The pace is compressed into the rhythm of single-stage play: The same room is elaborately lit and rigged to depict different scenes, with a simple camera pan/tilt used as visual transitions. Songs depict characters’ imaginations – a circus crew and ghazal singers randomly step out of a closet to perform Jaane Ke Jaane Na – materializing in real-time.
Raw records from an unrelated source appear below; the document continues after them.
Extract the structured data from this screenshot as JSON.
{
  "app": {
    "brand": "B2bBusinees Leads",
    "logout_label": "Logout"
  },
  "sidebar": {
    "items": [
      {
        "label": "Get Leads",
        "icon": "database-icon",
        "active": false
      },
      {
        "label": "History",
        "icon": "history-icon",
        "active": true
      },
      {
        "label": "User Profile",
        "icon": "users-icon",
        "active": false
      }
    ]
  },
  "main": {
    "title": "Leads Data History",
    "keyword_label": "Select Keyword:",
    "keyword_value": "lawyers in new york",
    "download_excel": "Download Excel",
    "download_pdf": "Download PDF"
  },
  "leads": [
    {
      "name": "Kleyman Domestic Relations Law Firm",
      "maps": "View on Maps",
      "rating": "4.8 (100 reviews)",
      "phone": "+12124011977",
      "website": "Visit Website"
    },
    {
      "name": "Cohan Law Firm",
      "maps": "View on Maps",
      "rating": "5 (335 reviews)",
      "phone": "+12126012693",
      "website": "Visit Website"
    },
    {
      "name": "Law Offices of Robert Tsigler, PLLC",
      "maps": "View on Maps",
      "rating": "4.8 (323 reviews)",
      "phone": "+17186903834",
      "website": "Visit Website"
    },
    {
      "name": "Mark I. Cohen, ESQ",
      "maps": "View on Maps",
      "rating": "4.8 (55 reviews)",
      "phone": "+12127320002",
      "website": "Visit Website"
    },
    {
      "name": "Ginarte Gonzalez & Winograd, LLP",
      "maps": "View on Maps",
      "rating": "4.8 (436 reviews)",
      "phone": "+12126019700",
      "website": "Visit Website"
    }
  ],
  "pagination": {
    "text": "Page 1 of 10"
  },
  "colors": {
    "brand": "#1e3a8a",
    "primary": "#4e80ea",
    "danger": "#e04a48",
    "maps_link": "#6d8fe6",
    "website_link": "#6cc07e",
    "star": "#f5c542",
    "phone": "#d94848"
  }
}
As a bonus, Salman Khan pokes fun at his own reputation: Suhaan’s college version warns Diya of his violent jealousy, he plays an actor who only wants to be a leading-role superstar, he gets a big break once he takes to bodybuilding…the meta-ness is refreshing even for a pre-Dabangg Khan.
Salman Khan often oversells the caricature by appearing more like a participant in a school play than an adult in a quasi-musical
The magic realism of Jaan-E-Mann might have appeared too radical to unprepared audiences because of two reasons. Firstly, the film inexplicably abandons its Broadway tone once it reaches New York – Khan still plays the fool (his Elvis getup is jarringly good), but Jaan-E-Mann here becomes the movie it sets out to satirize. The balance between skit and theatre gets skewed. The Kal Ho Naa Ho spoofs from Mumbai (they pray for a farishta and geeky Agastya appears in slow-motion) turn into full-blown imitations: Brooklyn Bridge pining, the ear-piece tutoring, Zinta’s expressions, hero sprinting, even the engagement song. Secondly, Khan often oversells the caricature by appearing more like a participant in a school play than an adult in a quasi-musical: His bizarre accent and emotional scenes blur the line between self-lampooning and a lack of self-awareness.
Om Shanti Om, which released a year later, merely made this inventive treatment a little less uneven and a little more accessible. Yet, I can’t help but imagine that films like Jaan-E-Mann tried to walk so that those like Jagga Jasoos could run. Neither reached the finish line. In the end, it’s a cultural tragedy that generic critical markers like “Where is the story?” and “Is it a comedy or drama?” were applied to films that deconstructed escapism instead of fetishizing it.